• **What the task asks**
Could you return all of the entries below exactly, minus the pictures?

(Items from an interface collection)
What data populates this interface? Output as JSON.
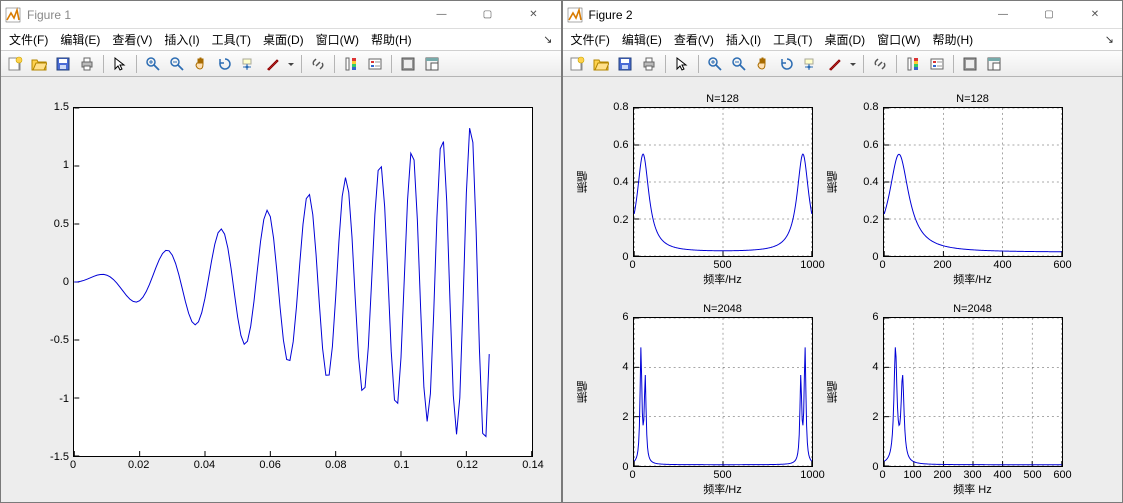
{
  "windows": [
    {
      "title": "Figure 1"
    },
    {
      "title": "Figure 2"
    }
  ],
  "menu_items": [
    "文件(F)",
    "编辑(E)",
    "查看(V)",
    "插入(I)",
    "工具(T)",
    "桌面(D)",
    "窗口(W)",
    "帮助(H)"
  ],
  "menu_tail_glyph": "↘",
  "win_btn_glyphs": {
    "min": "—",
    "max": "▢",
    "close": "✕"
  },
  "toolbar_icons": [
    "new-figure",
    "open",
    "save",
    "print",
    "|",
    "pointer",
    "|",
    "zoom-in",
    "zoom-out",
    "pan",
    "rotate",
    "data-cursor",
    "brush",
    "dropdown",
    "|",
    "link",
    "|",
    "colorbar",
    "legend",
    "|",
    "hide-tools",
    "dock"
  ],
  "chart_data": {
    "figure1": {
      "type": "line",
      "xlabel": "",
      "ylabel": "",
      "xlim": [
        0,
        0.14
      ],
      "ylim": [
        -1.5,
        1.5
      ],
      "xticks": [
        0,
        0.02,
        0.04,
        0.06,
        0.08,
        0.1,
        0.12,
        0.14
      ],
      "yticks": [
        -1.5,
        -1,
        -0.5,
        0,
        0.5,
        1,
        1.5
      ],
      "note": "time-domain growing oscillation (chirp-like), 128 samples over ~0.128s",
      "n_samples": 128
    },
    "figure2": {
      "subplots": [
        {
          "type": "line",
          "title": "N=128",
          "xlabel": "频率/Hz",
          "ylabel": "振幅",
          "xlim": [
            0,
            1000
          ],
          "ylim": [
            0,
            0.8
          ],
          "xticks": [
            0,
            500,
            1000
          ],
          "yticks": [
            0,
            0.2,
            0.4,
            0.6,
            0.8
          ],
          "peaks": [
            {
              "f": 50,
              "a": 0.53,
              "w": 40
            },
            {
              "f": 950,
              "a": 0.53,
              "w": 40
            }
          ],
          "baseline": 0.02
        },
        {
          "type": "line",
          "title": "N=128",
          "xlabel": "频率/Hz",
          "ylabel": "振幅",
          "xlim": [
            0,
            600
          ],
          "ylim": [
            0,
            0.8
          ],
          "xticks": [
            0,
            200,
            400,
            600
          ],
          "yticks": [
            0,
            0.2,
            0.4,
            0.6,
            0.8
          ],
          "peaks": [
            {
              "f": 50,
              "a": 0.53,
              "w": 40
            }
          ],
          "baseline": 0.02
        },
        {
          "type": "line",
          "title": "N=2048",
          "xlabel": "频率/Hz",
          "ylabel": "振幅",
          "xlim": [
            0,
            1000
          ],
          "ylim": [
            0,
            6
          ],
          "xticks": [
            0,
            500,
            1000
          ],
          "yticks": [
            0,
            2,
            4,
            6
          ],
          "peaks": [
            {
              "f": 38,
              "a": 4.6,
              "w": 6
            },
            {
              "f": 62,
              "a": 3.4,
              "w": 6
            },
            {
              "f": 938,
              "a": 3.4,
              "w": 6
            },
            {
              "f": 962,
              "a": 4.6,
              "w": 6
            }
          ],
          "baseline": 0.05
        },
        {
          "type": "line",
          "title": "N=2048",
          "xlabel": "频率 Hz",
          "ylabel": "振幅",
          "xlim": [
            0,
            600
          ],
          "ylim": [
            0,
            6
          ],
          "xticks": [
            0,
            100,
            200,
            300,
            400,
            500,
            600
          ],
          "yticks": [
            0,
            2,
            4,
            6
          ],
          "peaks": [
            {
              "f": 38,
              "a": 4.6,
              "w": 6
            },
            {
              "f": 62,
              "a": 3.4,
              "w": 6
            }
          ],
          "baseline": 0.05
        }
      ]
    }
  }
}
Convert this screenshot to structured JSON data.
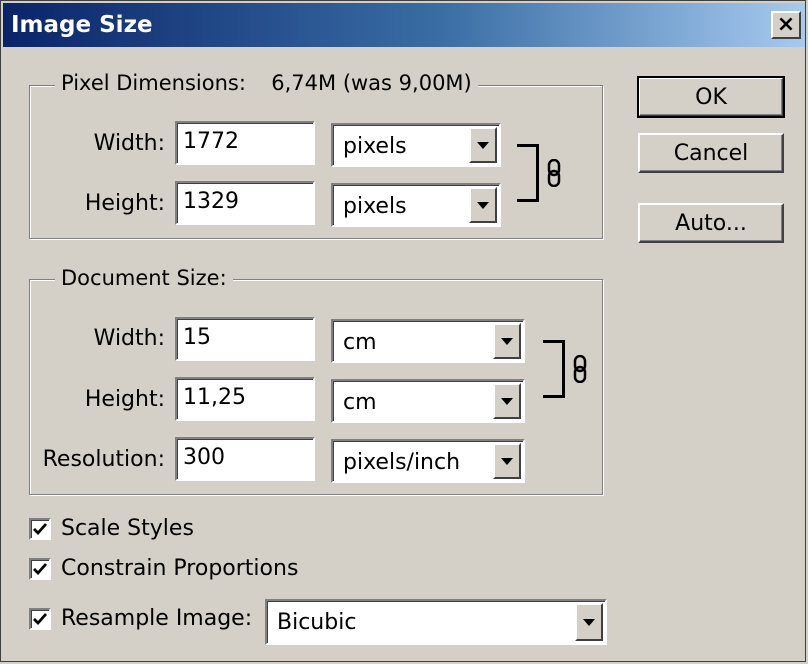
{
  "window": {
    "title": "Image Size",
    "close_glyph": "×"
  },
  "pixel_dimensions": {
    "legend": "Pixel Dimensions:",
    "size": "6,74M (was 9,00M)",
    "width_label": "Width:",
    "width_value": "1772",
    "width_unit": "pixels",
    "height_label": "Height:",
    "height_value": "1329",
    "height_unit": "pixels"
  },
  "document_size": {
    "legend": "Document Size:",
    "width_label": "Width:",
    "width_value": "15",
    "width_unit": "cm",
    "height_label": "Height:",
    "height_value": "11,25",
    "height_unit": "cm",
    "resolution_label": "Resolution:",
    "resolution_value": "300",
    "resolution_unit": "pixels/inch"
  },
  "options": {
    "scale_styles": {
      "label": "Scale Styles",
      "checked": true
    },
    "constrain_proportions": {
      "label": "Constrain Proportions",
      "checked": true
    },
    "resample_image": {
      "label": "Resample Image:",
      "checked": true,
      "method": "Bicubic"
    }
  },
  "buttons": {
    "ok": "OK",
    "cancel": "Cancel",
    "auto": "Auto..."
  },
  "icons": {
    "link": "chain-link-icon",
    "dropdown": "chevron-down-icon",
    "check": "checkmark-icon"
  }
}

• **Exercise response**
What data populates this interface? Output as JSON.
{
  "windows": [
    {
      "title": "Figure 1"
    },
    {
      "title": "Figure 2"
    }
  ],
  "menu_items": [
    "文件(F)",
    "编辑(E)",
    "查看(V)",
    "插入(I)",
    "工具(T)",
    "桌面(D)",
    "窗口(W)",
    "帮助(H)"
  ],
  "menu_tail_glyph": "↘",
  "win_btn_glyphs": {
    "min": "—",
    "max": "▢",
    "close": "✕"
  },
  "toolbar_icons": [
    "new-figure",
    "open",
    "save",
    "print",
    "|",
    "pointer",
    "|",
    "zoom-in",
    "zoom-out",
    "pan",
    "rotate",
    "data-cursor",
    "brush",
    "dropdown",
    "|",
    "link",
    "|",
    "colorbar",
    "legend",
    "|",
    "hide-tools",
    "dock"
  ],
  "chart_data": {
    "figure1": {
      "type": "line",
      "xlabel": "",
      "ylabel": "",
      "xlim": [
        0,
        0.14
      ],
      "ylim": [
        -1.5,
        1.5
      ],
      "xticks": [
        0,
        0.02,
        0.04,
        0.06,
        0.08,
        0.1,
        0.12,
        0.14
      ],
      "yticks": [
        -1.5,
        -1,
        -0.5,
        0,
        0.5,
        1,
        1.5
      ],
      "note": "time-domain growing oscillation (chirp-like), 128 samples over ~0.128s",
      "n_samples": 128
    },
    "figure2": {
      "subplots": [
        {
          "type": "line",
          "title": "N=128",
          "xlabel": "频率/Hz",
          "ylabel": "振幅",
          "xlim": [
            0,
            1000
          ],
          "ylim": [
            0,
            0.8
          ],
          "xticks": [
            0,
            500,
            1000
          ],
          "yticks": [
            0,
            0.2,
            0.4,
            0.6,
            0.8
          ],
          "peaks": [
            {
              "f": 50,
              "a": 0.53,
              "w": 40
            },
            {
              "f": 950,
              "a": 0.53,
              "w": 40
            }
          ],
          "baseline": 0.02
        },
        {
          "type": "line",
          "title": "N=128",
          "xlabel": "频率/Hz",
          "ylabel": "振幅",
          "xlim": [
            0,
            600
          ],
          "ylim": [
            0,
            0.8
          ],
          "xticks": [
            0,
            200,
            400,
            600
          ],
          "yticks": [
            0,
            0.2,
            0.4,
            0.6,
            0.8
          ],
          "peaks": [
            {
              "f": 50,
              "a": 0.53,
              "w": 40
            }
          ],
          "baseline": 0.02
        },
        {
          "type": "line",
          "title": "N=2048",
          "xlabel": "频率/Hz",
          "ylabel": "振幅",
          "xlim": [
            0,
            1000
          ],
          "ylim": [
            0,
            6
          ],
          "xticks": [
            0,
            500,
            1000
          ],
          "yticks": [
            0,
            2,
            4,
            6
          ],
          "peaks": [
            {
              "f": 38,
              "a": 4.6,
              "w": 6
            },
            {
              "f": 62,
              "a": 3.4,
              "w": 6
            },
            {
              "f": 938,
              "a": 3.4,
              "w": 6
            },
            {
              "f": 962,
              "a": 4.6,
              "w": 6
            }
          ],
          "baseline": 0.05
        },
        {
          "type": "line",
          "title": "N=2048",
          "xlabel": "频率 Hz",
          "ylabel": "振幅",
          "xlim": [
            0,
            600
          ],
          "ylim": [
            0,
            6
          ],
          "xticks": [
            0,
            100,
            200,
            300,
            400,
            500,
            600
          ],
          "yticks": [
            0,
            2,
            4,
            6
          ],
          "peaks": [
            {
              "f": 38,
              "a": 4.6,
              "w": 6
            },
            {
              "f": 62,
              "a": 3.4,
              "w": 6
            }
          ],
          "baseline": 0.05
        }
      ]
    }
  }
}
Convert this screenshot to structured JSON data.
{
  "window": {
    "title": "Image Size",
    "close_glyph": "×"
  },
  "pixel_dimensions": {
    "legend": "Pixel Dimensions:",
    "size": "6,74M (was 9,00M)",
    "width_label": "Width:",
    "width_value": "1772",
    "width_unit": "pixels",
    "height_label": "Height:",
    "height_value": "1329",
    "height_unit": "pixels"
  },
  "document_size": {
    "legend": "Document Size:",
    "width_label": "Width:",
    "width_value": "15",
    "width_unit": "cm",
    "height_label": "Height:",
    "height_value": "11,25",
    "height_unit": "cm",
    "resolution_label": "Resolution:",
    "resolution_value": "300",
    "resolution_unit": "pixels/inch"
  },
  "options": {
    "scale_styles": {
      "label": "Scale Styles",
      "checked": true
    },
    "constrain_proportions": {
      "label": "Constrain Proportions",
      "checked": true
    },
    "resample_image": {
      "label": "Resample Image:",
      "checked": true,
      "method": "Bicubic"
    }
  },
  "buttons": {
    "ok": "OK",
    "cancel": "Cancel",
    "auto": "Auto..."
  },
  "icons": {
    "link": "chain-link-icon",
    "dropdown": "chevron-down-icon",
    "check": "checkmark-icon"
  }
}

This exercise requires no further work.